When determining whether or not the defendant should be released on own recognizance, the judge takes into consideration a number of factors including the following:
- The defendant’s criminal record (if he or she has one)
- Seriousness of the crime committed
- The defendant’s ties within the community as well as family ties and employment.
- Whether or not the defendant may pose as a threat to the community or an individual.
In most cases where a defendant is released on recognizance, he or she is released with many stipulations. Most often, a judge will restrict traveling privileges as well as order the defendant to check in with a supervising officer from time to time. In other cases, judges will sometimes set a curfew, require the defendant to attend rehab classes, or issue a stay-away order. If any stipulations set by the judge are violated, the defendant immediately becomes subject to an arrest.

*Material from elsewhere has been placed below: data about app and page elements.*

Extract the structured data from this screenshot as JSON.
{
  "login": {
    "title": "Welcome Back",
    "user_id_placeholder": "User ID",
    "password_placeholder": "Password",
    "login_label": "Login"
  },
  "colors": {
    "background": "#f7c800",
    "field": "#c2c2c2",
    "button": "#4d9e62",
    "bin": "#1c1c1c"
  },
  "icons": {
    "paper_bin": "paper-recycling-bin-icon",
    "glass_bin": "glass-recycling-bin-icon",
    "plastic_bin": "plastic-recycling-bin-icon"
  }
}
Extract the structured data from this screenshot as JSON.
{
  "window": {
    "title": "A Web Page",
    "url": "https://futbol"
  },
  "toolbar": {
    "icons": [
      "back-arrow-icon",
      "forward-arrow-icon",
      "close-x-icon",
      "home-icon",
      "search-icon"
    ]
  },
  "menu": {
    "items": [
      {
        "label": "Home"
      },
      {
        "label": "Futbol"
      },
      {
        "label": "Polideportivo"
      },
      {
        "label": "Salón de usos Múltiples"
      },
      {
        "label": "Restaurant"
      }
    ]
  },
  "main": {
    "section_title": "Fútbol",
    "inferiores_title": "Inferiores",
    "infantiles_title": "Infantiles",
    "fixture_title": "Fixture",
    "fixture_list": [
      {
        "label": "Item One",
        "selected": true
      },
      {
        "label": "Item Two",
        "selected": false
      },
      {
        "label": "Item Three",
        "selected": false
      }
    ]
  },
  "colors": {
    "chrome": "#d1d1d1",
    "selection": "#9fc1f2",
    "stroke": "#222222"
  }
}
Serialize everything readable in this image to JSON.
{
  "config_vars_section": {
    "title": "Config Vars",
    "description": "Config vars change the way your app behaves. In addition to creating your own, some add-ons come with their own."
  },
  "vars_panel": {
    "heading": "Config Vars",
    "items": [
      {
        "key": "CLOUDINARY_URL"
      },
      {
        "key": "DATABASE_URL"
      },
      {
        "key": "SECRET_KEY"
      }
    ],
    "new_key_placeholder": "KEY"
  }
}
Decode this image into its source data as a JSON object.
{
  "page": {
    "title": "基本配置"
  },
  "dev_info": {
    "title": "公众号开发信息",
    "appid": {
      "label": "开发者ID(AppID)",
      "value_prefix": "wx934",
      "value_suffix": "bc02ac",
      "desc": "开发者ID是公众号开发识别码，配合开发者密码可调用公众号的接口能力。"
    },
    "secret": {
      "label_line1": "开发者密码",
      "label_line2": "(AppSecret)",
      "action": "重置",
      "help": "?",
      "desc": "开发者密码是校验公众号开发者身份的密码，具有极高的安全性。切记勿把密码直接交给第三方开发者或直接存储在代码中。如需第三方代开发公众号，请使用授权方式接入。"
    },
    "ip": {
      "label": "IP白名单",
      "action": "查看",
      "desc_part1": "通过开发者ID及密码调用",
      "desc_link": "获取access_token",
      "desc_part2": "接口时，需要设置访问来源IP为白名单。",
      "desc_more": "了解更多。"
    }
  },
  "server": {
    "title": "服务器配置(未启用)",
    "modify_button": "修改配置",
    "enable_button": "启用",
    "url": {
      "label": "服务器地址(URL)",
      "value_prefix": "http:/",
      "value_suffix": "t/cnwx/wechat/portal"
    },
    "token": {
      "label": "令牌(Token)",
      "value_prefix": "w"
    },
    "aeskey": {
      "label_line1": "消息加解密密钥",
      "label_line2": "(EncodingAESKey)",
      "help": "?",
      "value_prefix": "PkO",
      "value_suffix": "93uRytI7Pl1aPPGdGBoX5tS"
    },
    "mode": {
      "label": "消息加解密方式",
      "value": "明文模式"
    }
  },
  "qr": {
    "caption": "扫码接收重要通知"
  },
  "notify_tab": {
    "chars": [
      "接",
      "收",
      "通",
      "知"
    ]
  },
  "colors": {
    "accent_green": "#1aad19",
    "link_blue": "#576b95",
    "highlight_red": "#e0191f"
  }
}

If the defendant were to fail to appear in court at the scheduled date and time, a bail amount would then be set as well as the possibility of a warrant being issued for his or her arrest. In many cases, once the defendant has been brought back into police custody, any chance of getting bail will be completely eliminated.
If a defendant makes a request to be released on own recognizance and the request is denied, he or she will then have to continue with the regular bail process. After the bail amount is set the defendant will then have to post bail and if necessary contact a bail bondsmen to do so.